• ACTIVITY
Retype every entry below exactly as it stands.
___ TASK DATA ___
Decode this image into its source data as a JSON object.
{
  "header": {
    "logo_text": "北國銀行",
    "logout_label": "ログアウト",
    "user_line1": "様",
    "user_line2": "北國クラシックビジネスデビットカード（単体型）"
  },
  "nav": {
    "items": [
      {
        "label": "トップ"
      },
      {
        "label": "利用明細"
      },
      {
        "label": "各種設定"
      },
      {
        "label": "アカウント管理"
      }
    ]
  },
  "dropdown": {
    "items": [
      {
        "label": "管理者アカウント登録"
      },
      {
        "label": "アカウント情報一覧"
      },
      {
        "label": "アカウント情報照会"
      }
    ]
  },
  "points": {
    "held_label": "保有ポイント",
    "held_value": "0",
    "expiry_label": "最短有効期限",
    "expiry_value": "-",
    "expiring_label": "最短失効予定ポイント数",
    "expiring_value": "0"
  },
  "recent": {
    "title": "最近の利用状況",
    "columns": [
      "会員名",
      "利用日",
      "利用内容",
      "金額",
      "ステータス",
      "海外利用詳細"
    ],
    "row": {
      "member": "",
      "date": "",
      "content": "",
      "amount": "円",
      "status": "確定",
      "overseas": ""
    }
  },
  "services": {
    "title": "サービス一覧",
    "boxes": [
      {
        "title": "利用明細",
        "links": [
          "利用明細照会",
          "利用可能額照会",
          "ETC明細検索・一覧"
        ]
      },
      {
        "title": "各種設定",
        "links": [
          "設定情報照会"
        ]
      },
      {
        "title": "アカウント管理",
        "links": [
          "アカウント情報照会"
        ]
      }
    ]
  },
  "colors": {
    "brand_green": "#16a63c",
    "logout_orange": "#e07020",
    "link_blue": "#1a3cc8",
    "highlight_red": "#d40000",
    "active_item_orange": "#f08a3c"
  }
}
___
• TASK RESULT
Decode this image into its source data as a JSON object.
{
  "header": {
    "logo_text": "北國銀行",
    "logout_label": "ログアウト",
    "user_line1": "様",
    "user_line2": "北國クラシックビジネスデビットカード（単体型）"
  },
  "nav": {
    "items": [
      {
        "label": "トップ"
      },
      {
        "label": "利用明細"
      },
      {
        "label": "各種設定"
      },
      {
        "label": "アカウント管理"
      }
    ]
  },
  "dropdown": {
    "items": [
      {
        "label": "管理者アカウント登録"
      },
      {
        "label": "アカウント情報一覧"
      },
      {
        "label": "アカウント情報照会"
      }
    ]
  },
  "points": {
    "held_label": "保有ポイント",
    "held_value": "0",
    "expiry_label": "最短有効期限",
    "expiry_value": "-",
    "expiring_label": "最短失効予定ポイント数",
    "expiring_value": "0"
  },
  "recent": {
    "title": "最近の利用状況",
    "columns": [
      "会員名",
      "利用日",
      "利用内容",
      "金額",
      "ステータス",
      "海外利用詳細"
    ],
    "row": {
      "member": "",
      "date": "",
      "content": "",
      "amount": "円",
      "status": "確定",
      "overseas": ""
    }
  },
  "services": {
    "title": "サービス一覧",
    "boxes": [
      {
        "title": "利用明細",
        "links": [
          "利用明細照会",
          "利用可能額照会",
          "ETC明細検索・一覧"
        ]
      },
      {
        "title": "各種設定",
        "links": [
          "設定情報照会"
        ]
      },
      {
        "title": "アカウント管理",
        "links": [
          "アカウント情報照会"
        ]
      }
    ]
  },
  "colors": {
    "brand_green": "#16a63c",
    "logout_orange": "#e07020",
    "link_blue": "#1a3cc8",
    "highlight_red": "#d40000",
    "active_item_orange": "#f08a3c"
  }
}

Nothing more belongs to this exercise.